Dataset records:
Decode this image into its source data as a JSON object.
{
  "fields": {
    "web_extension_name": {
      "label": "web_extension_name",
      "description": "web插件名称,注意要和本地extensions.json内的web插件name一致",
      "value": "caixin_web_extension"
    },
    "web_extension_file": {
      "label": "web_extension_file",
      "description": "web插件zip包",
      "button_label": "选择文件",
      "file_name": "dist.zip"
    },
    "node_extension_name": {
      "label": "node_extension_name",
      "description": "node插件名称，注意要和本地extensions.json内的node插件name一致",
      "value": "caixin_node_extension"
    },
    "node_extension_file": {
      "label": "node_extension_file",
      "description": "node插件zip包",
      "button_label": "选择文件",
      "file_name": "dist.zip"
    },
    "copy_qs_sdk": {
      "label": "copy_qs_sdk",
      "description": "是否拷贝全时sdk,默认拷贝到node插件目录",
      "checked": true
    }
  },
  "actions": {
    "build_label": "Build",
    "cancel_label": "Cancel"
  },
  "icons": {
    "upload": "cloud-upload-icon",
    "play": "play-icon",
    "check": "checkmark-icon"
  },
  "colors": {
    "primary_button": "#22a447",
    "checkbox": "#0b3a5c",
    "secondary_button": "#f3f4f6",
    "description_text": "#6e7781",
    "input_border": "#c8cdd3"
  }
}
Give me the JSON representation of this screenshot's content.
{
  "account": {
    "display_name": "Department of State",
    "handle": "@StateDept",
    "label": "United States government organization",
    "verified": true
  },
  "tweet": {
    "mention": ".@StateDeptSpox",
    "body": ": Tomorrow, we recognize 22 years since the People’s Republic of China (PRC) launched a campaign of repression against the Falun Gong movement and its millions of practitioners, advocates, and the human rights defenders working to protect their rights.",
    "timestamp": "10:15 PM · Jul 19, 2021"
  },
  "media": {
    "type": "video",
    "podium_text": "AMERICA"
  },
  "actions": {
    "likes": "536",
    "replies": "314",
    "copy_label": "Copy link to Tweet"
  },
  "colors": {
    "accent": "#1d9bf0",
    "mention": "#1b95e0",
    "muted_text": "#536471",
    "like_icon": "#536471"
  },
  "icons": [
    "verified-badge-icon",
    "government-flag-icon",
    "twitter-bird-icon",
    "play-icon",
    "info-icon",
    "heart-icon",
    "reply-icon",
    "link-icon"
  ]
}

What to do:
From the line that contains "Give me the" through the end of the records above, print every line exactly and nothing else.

Your response:
Give me the JSON representation of this screenshot's content.
{
  "account": {
    "display_name": "Department of State",
    "handle": "@StateDept",
    "label": "United States government organization",
    "verified": true
  },
  "tweet": {
    "mention": ".@StateDeptSpox",
    "body": ": Tomorrow, we recognize 22 years since the People’s Republic of China (PRC) launched a campaign of repression against the Falun Gong movement and its millions of practitioners, advocates, and the human rights defenders working to protect their rights.",
    "timestamp": "10:15 PM · Jul 19, 2021"
  },
  "media": {
    "type": "video",
    "podium_text": "AMERICA"
  },
  "actions": {
    "likes": "536",
    "replies": "314",
    "copy_label": "Copy link to Tweet"
  },
  "colors": {
    "accent": "#1d9bf0",
    "mention": "#1b95e0",
    "muted_text": "#536471",
    "like_icon": "#536471"
  },
  "icons": [
    "verified-badge-icon",
    "government-flag-icon",
    "twitter-bird-icon",
    "play-icon",
    "info-icon",
    "heart-icon",
    "reply-icon",
    "link-icon"
  ]
}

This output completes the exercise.